What an exciting time it is to be alive with so many e-bike options to choose from! With lots of options, though, can come lots of confusion in finding the right system for you. That’s where we come in! We aim to help arm you with the information you need to decide on the right type of e-bike for you. In this article, we are discussing the difference between converted electric bikes that use a conversion kit and purpose-built electric bikes, like a Bosch powered Xtracycle. We will examine the pros and cons of each and how to decide which configuration is right for you.

If you already have a non-electric bike and are looking for tips on converting it with an e-bike kit, check out our article “All you need to know about doing e-bike conversions”.

IMPORTANT NOTE: When shopping for an e-bike conversion kit, Xtracycle only recommends kits with a max 20 MPH assist. We recommend against kits with an assist higher than 20 MPH or any kit (regardless of max assist level) with throttles.

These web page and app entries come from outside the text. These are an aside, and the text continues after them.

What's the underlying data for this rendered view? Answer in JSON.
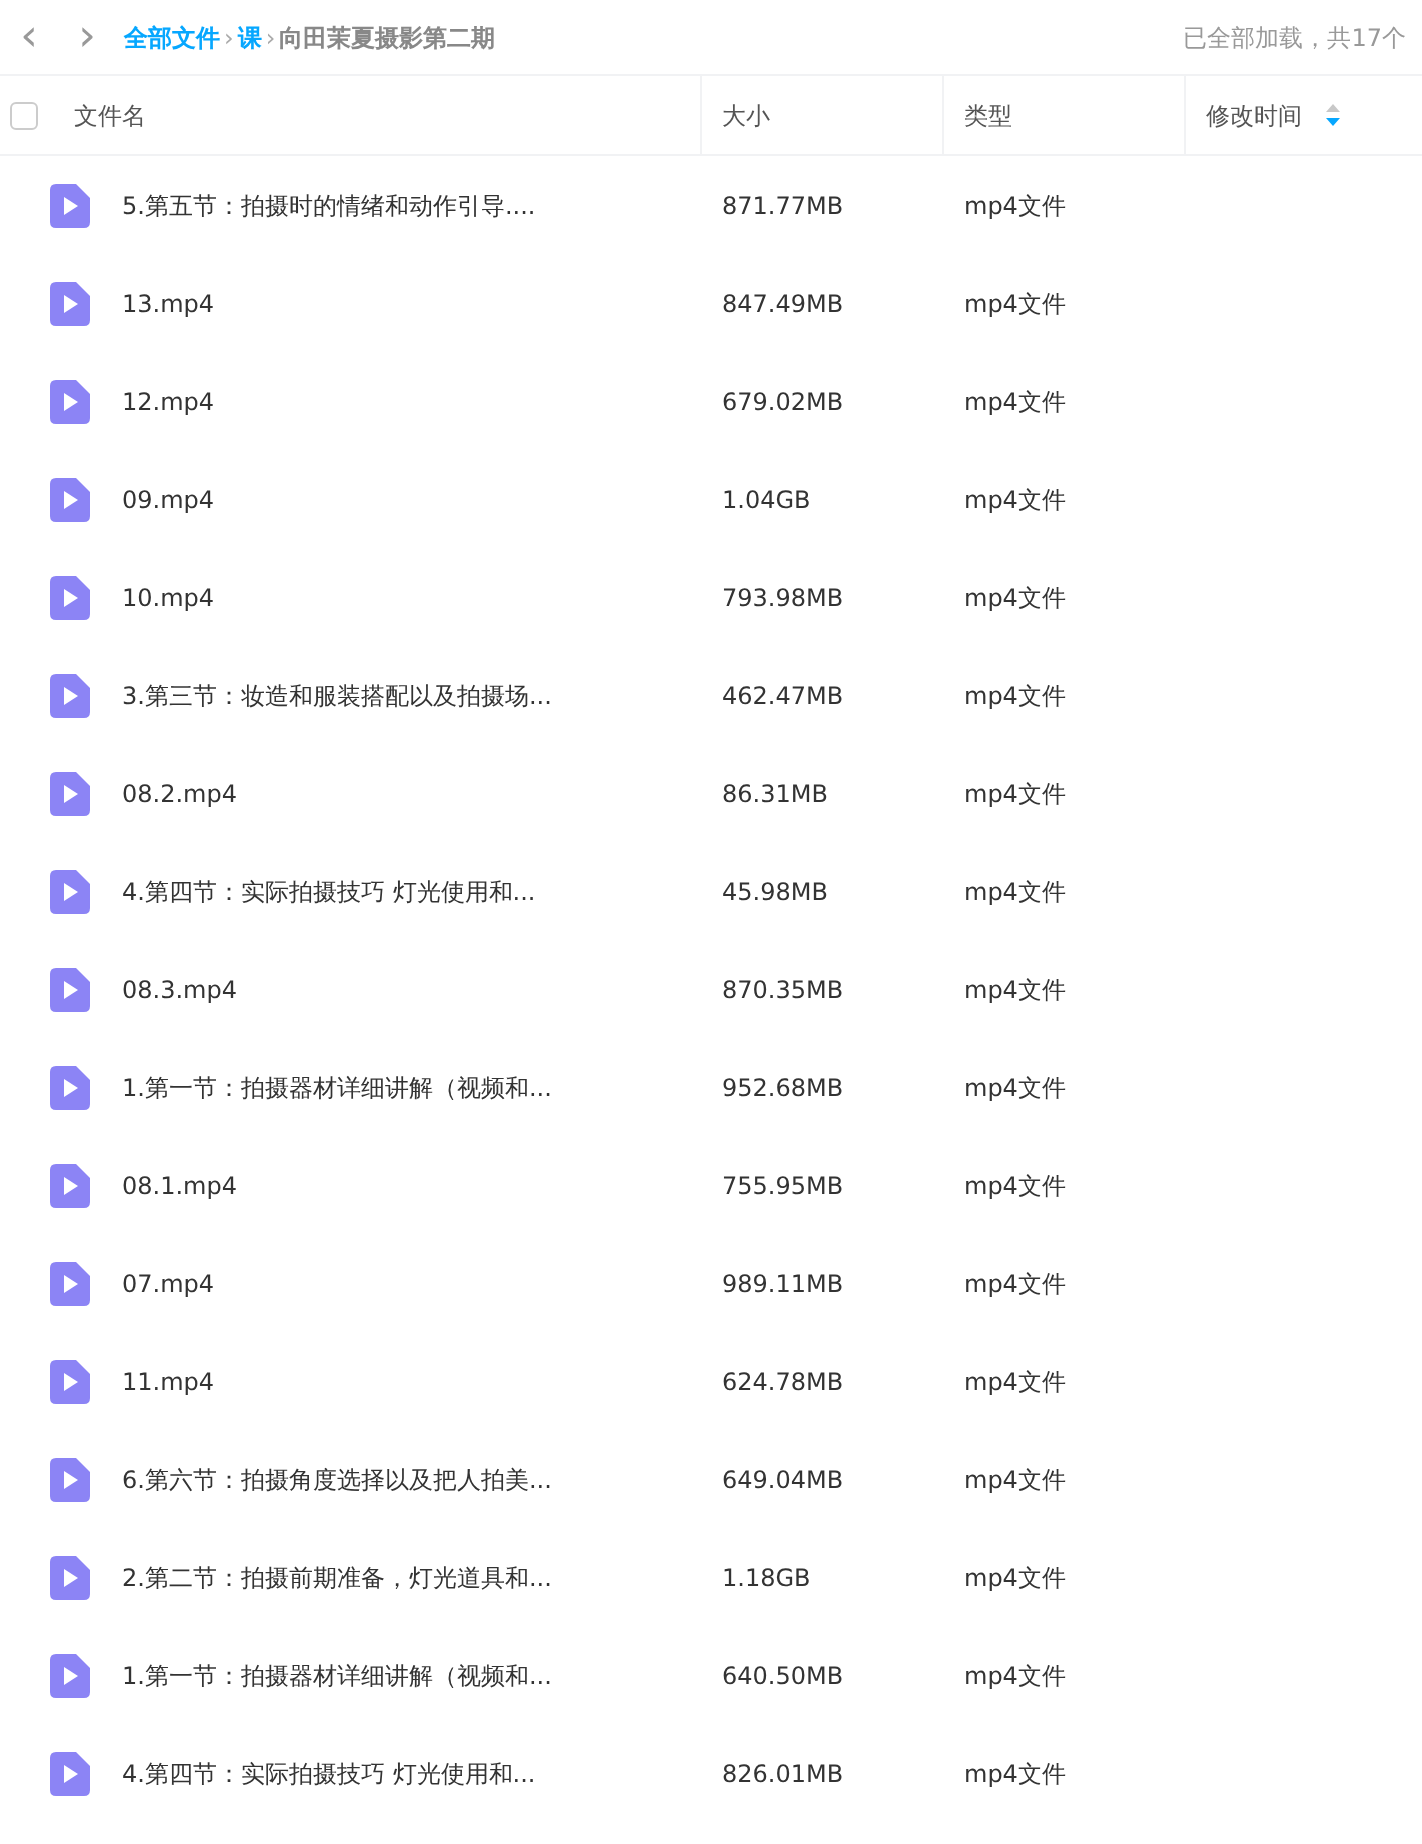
{
  "breadcrumb": {
    "back": "‹",
    "forward": "›",
    "items": [
      {
        "label": "全部文件",
        "current": false
      },
      {
        "label": "课",
        "current": false
      },
      {
        "label": "向田茉夏摄影第二期",
        "current": true
      }
    ],
    "separator": "›",
    "status": "已全部加载，共17个"
  },
  "table": {
    "select_all": {
      "checked": false
    },
    "columns": [
      {
        "label": "文件名",
        "sorted": false
      },
      {
        "label": "大小",
        "sorted": false
      },
      {
        "label": "类型",
        "sorted": false
      },
      {
        "label": "修改时间",
        "sorted": true
      }
    ],
    "rows": [
      {
        "name": "5.第五节：拍摄时的情绪和动作引导....",
        "size": "871.77MB",
        "type": "mp4文件"
      },
      {
        "name": "13.mp4",
        "size": "847.49MB",
        "type": "mp4文件"
      },
      {
        "name": "12.mp4",
        "size": "679.02MB",
        "type": "mp4文件"
      },
      {
        "name": "09.mp4",
        "size": "1.04GB",
        "type": "mp4文件"
      },
      {
        "name": "10.mp4",
        "size": "793.98MB",
        "type": "mp4文件"
      },
      {
        "name": "3.第三节：妆造和服装搭配以及拍摄场...",
        "size": "462.47MB",
        "type": "mp4文件"
      },
      {
        "name": "08.2.mp4",
        "size": "86.31MB",
        "type": "mp4文件"
      },
      {
        "name": "4.第四节：实际拍摄技巧 灯光使用和...",
        "size": "45.98MB",
        "type": "mp4文件"
      },
      {
        "name": "08.3.mp4",
        "size": "870.35MB",
        "type": "mp4文件"
      },
      {
        "name": "1.第一节：拍摄器材详细讲解（视频和...",
        "size": "952.68MB",
        "type": "mp4文件"
      },
      {
        "name": "08.1.mp4",
        "size": "755.95MB",
        "type": "mp4文件"
      },
      {
        "name": "07.mp4",
        "size": "989.11MB",
        "type": "mp4文件"
      },
      {
        "name": "11.mp4",
        "size": "624.78MB",
        "type": "mp4文件"
      },
      {
        "name": "6.第六节：拍摄角度选择以及把人拍美...",
        "size": "649.04MB",
        "type": "mp4文件"
      },
      {
        "name": "2.第二节：拍摄前期准备，灯光道具和...",
        "size": "1.18GB",
        "type": "mp4文件"
      },
      {
        "name": "1.第一节：拍摄器材详细讲解（视频和...",
        "size": "640.50MB",
        "type": "mp4文件"
      },
      {
        "name": "4.第四节：实际拍摄技巧 灯光使用和...",
        "size": "826.01MB",
        "type": "mp4文件"
      }
    ]
  }
}
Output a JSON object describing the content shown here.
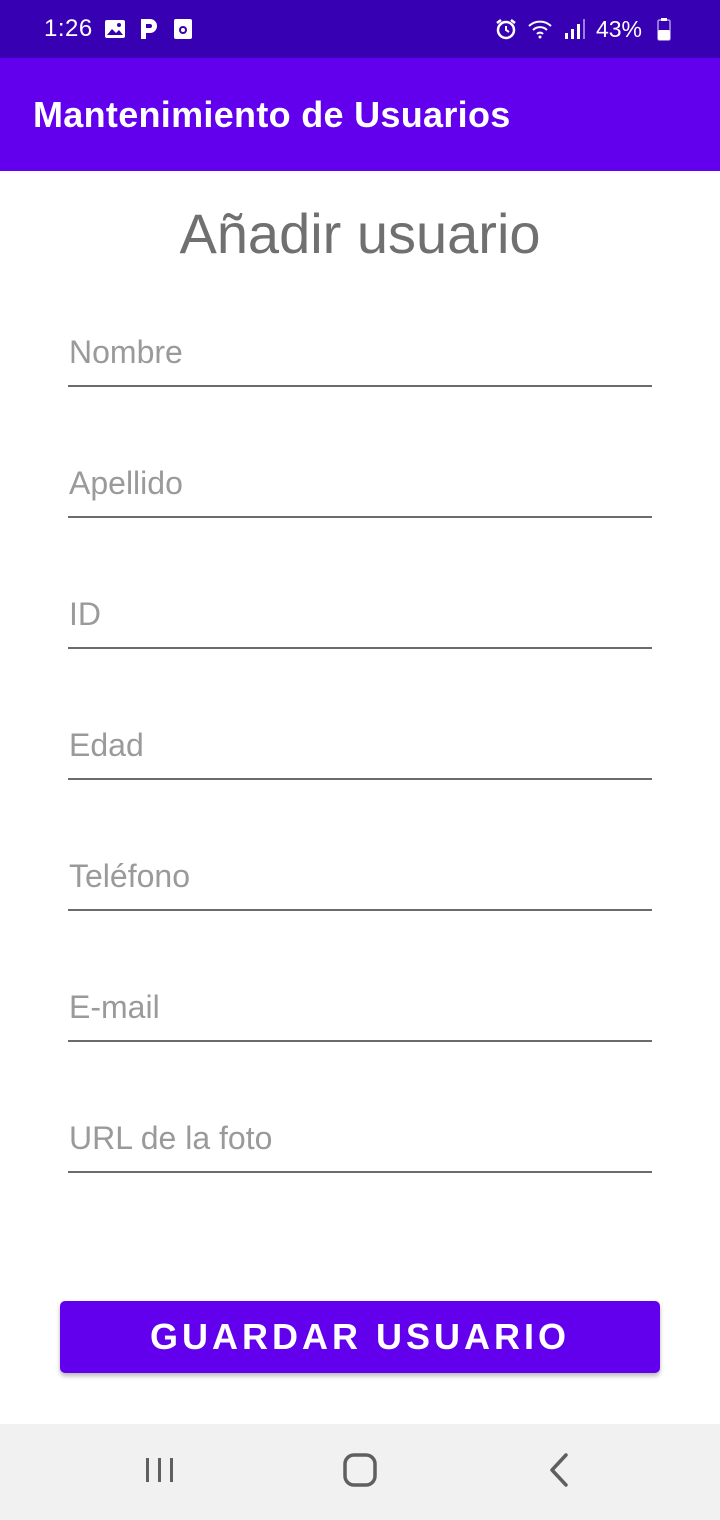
{
  "status_bar": {
    "time": "1:26",
    "battery": "43%",
    "left_icons": [
      "gallery-icon",
      "parking-icon",
      "screen-record-icon"
    ],
    "right_icons": [
      "alarm-icon",
      "wifi-icon",
      "signal-icon",
      "battery-icon"
    ]
  },
  "app_bar": {
    "title": "Mantenimiento de Usuarios",
    "color": "#6200ee",
    "status_color": "#3700b3"
  },
  "form": {
    "heading": "Añadir usuario",
    "fields": [
      {
        "name": "nombre",
        "placeholder": "Nombre",
        "value": ""
      },
      {
        "name": "apellido",
        "placeholder": "Apellido",
        "value": ""
      },
      {
        "name": "id",
        "placeholder": "ID",
        "value": ""
      },
      {
        "name": "edad",
        "placeholder": "Edad",
        "value": ""
      },
      {
        "name": "telefono",
        "placeholder": "Teléfono",
        "value": ""
      },
      {
        "name": "email",
        "placeholder": "E-mail",
        "value": ""
      },
      {
        "name": "url-foto",
        "placeholder": "URL de la foto",
        "value": ""
      }
    ],
    "save_label": "GUARDAR USUARIO"
  },
  "nav_bar": {
    "buttons": [
      "recent-apps-icon",
      "home-icon",
      "back-icon"
    ]
  }
}
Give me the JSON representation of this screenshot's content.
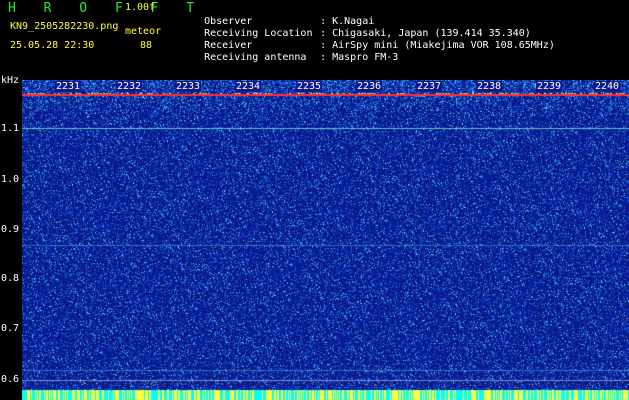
{
  "header": {
    "app_title": "H R O F F T",
    "version": "1.00f",
    "filename": "KN9_2505282230.png",
    "meteor_label": "meteor",
    "timestamp": "25.05.28 22:30",
    "meteor_count": "88"
  },
  "info": [
    {
      "label": "Observer",
      "sep": ":",
      "value": "K.Nagai"
    },
    {
      "label": "Receiving Location",
      "sep": ":",
      "value": "Chigasaki, Japan (139.414 35.340)"
    },
    {
      "label": "Receiver",
      "sep": ":",
      "value": "AirSpy mini (Miakejima VOR 108.65MHz)"
    },
    {
      "label": "Receiving antenna",
      "sep": ":",
      "value": "Maspro FM-3"
    }
  ],
  "spectrogram": {
    "unit_label": "kHz",
    "y_ticks": [
      "1.1",
      "1.0",
      "0.9",
      "0.8",
      "0.7",
      "0.6"
    ],
    "minute_labels": [
      "2231",
      "2232",
      "2233",
      "2234",
      "2235",
      "2236",
      "2237",
      "2238",
      "2239",
      "2240"
    ],
    "colors": {
      "background": "#0b1f9c",
      "noise": "#1b6ee8",
      "speckle": "#48c8e0",
      "carrier": "#ff3030",
      "timing": "#00ffff"
    }
  }
}
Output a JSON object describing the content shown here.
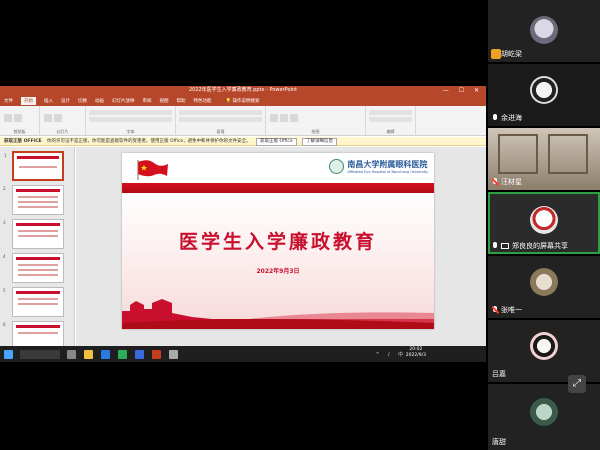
{
  "ppt": {
    "window_title": "2022年医学生入学廉政教育.pptx - PowerPoint",
    "window_controls": "— ☐ ✕",
    "tabs": [
      "文件",
      "开始",
      "插入",
      "设计",
      "切换",
      "动画",
      "幻灯片放映",
      "审阅",
      "视图",
      "帮助",
      "特色功能"
    ],
    "tell_me": "操作说明搜索",
    "ribbon_groups": [
      "剪贴板",
      "幻灯片",
      "字体",
      "段落",
      "绘图",
      "编辑"
    ],
    "notice": {
      "title": "获取正版 OFFICE",
      "text": "你的许可证不是正版，你可能是盗版软件的受害者。使用正版 Office，避免中断并保护你的文件安全。",
      "btn1": "获取正版 Office",
      "btn2": "了解详细信息"
    },
    "slide": {
      "university_name": "南昌大学附属眼科医院",
      "university_en": "Affiliated Eye Hospital of Nanchang University",
      "headline": "医学生入学廉政教育",
      "date": "2022年9月3日"
    },
    "status": {
      "slide_count": "幻灯片 第 1 张，共 21 张",
      "notes": "单击此处添加备注",
      "zoom": "78%"
    },
    "thumb_numbers": [
      "1",
      "2",
      "3",
      "4",
      "5",
      "6"
    ]
  },
  "taskbar": {
    "time": "20:02",
    "date": "2022/9/3",
    "tray": "^ ♪ 中"
  },
  "participants": [
    {
      "name": "胡屹梁",
      "muted": true
    },
    {
      "name": "余进海",
      "muted": false
    },
    {
      "name": "汪材星",
      "muted": true
    },
    {
      "name": "郑良良的屏幕共享",
      "muted": false,
      "sharing": true
    },
    {
      "name": "张唯一",
      "muted": true
    },
    {
      "name": "吕嘉",
      "muted": false
    },
    {
      "name": "唐甜",
      "muted": true
    }
  ],
  "colors": {
    "ppt_red": "#b7472a",
    "slide_red": "#c8102e",
    "speaker_green": "#2ea043"
  }
}
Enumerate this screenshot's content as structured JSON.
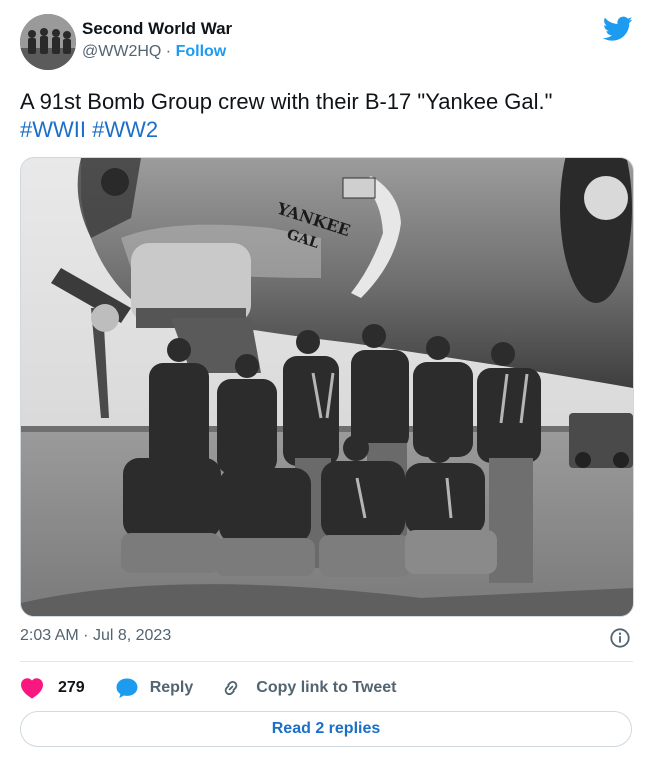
{
  "author": {
    "display_name": "Second World War",
    "handle": "@WW2HQ",
    "separator": "·",
    "follow_label": "Follow",
    "avatar_icon": "soldiers-avatar-icon"
  },
  "brand": {
    "icon": "twitter-bird-icon",
    "color": "#1d9bf0"
  },
  "tweet": {
    "text": "A 91st Bomb Group crew with their B-17 \"Yankee Gal.\"",
    "hashtags": [
      "#WWII",
      "#WW2"
    ],
    "hashtag_color": "#1b6fc7"
  },
  "photo": {
    "nose_art_line1": "YANKEE",
    "nose_art_line2": "GAL"
  },
  "meta": {
    "time": "2:03 AM",
    "separator": "·",
    "date": "Jul 8, 2023",
    "info_icon": "info-icon"
  },
  "actions": {
    "like_count": "279",
    "like_color": "#f91880",
    "reply_label": "Reply",
    "copy_label": "Copy link to Tweet"
  },
  "footer": {
    "read_replies_label": "Read 2 replies"
  }
}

Let’s dive right in!

Converted vs. purpose-built: what’s the difference?

A converted electric bike is a non-electric, also referred to as a “mechanical” bike that has been electrified using an e-bike conversion kit. This kit typically includes a motor, a battery and electric controls. Converted e-bikes maintain their ability to revert back to a non-electric bike once the conversion system is removed. Here is an example of a converted Xtracycle EdgeRunner using a rear hub Bionx motor:

A purpose-built e-bike is a bike that is meant to be sold as an electric bike. This means the bike has a custom frame made to fit a certain e-bike motor and that the electrical components are integrated into the frame design of the bike. Often times, a purpose-built e-bike can only ever be an e-bike and cannot be retrofitted to become a non-electric bike. Here is an example of a purpose-built Xtracycle EdgeRunner with a Bosch system:

A big difference between the frame of non-electric bike and a purpose-built electric bike is in the bottom bracket area. Let’s take a closer look since this difference plays a role in the pros and cons of each system:

On a non-electric bike, the bottom bracket shell is a hole in the frame meant to house the bottom bracket (what connects the two pedals within the bike frame) and allow it to smoothly rotate as you pedal. E-bike conversion kits are intended to be installed on bikes with bottom brackets. With a mid-drive system, the motor utilizes this bottom bracket shell and installs into that hole along with the crank arms. With hub drive systems, that bottom bracket remains unaltered.

On a purpose-built electric bike like an Xtracycle Bosch bike, there is no bottom bracket nor bottom bracket shell. In its place is something called a node. This node is a custom fitting or cut-out in the frame intended to securely hold a specific electric bike motor. Once the motor is installed, the crank arms install directly into the system and it is the internal gearing of the system that turns when you pedal. When the motor on an electric bike is removed, the bike is non-functional because there is no place to install crank arms and pedals.

Buying a purpose-built e-bike: pros and cons



Buying a bike to convert: pros and cons



What kind of e-bike is right for you?

Since each rider and their needs are unique, it’s challenging to have hard and fast rules on what type of e-bike will work for what type of rider. Our best piece of advice is to take stock of the above pros and cons of each system to see if one meets your needs better than the other.

Still not sure if a purpose-built e-bike or converted e-bike is best for you? Our knowledgeable, cargo biking enthusiasts on staff are more than happy to share their thoughts and experience to help you navigate the options.

Ready to start building your purpose-built Xtracycle electric cargo bike?

Not sure what kind of cargo bike is best for you? Take our bike recommender to get a recommendation based on your unique needs.

Looking for Part 2 and Part 3 of this three part series?